Brief => Copy the data exactly. Images are to be left out.

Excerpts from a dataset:
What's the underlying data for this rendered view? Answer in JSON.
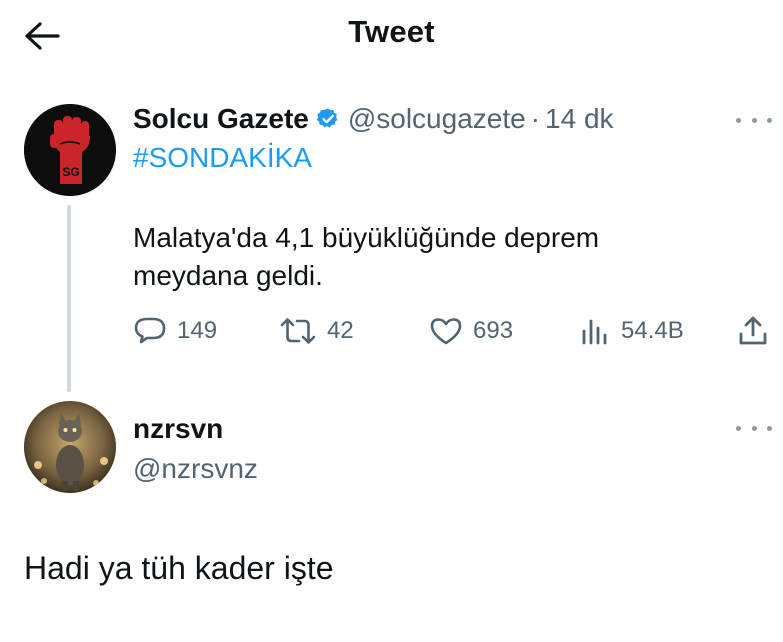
{
  "header": {
    "title": "Tweet",
    "back_icon": "arrow-left-icon"
  },
  "tweet": {
    "author_name": "Solcu Gazete",
    "author_handle": "@solcugazete",
    "separator": "·",
    "time": "14 dk",
    "hashtag": "#SONDAKİKA",
    "text": "Malatya'da 4,1 büyüklüğünde deprem meydana geldi.",
    "avatar_text": "SG",
    "stats": {
      "replies": "149",
      "retweets": "42",
      "likes": "693",
      "views": "54.4B"
    }
  },
  "reply": {
    "author_name": "nzrsvn",
    "author_handle": "@nzrsvnz",
    "text": "Hadi ya tüh kader işte"
  },
  "colors": {
    "accent": "#1d9bf0",
    "secondary_text": "#536471",
    "primary_text": "#0f1419",
    "thread_line": "#cfd9de"
  }
}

Answer box =>
What's the underlying data for this rendered view? Answer in JSON.
{
  "header": {
    "title": "Tweet",
    "back_icon": "arrow-left-icon"
  },
  "tweet": {
    "author_name": "Solcu Gazete",
    "author_handle": "@solcugazete",
    "separator": "·",
    "time": "14 dk",
    "hashtag": "#SONDAKİKA",
    "text": "Malatya'da 4,1 büyüklüğünde deprem meydana geldi.",
    "avatar_text": "SG",
    "stats": {
      "replies": "149",
      "retweets": "42",
      "likes": "693",
      "views": "54.4B"
    }
  },
  "reply": {
    "author_name": "nzrsvn",
    "author_handle": "@nzrsvnz",
    "text": "Hadi ya tüh kader işte"
  },
  "colors": {
    "accent": "#1d9bf0",
    "secondary_text": "#536471",
    "primary_text": "#0f1419",
    "thread_line": "#cfd9de"
  }
}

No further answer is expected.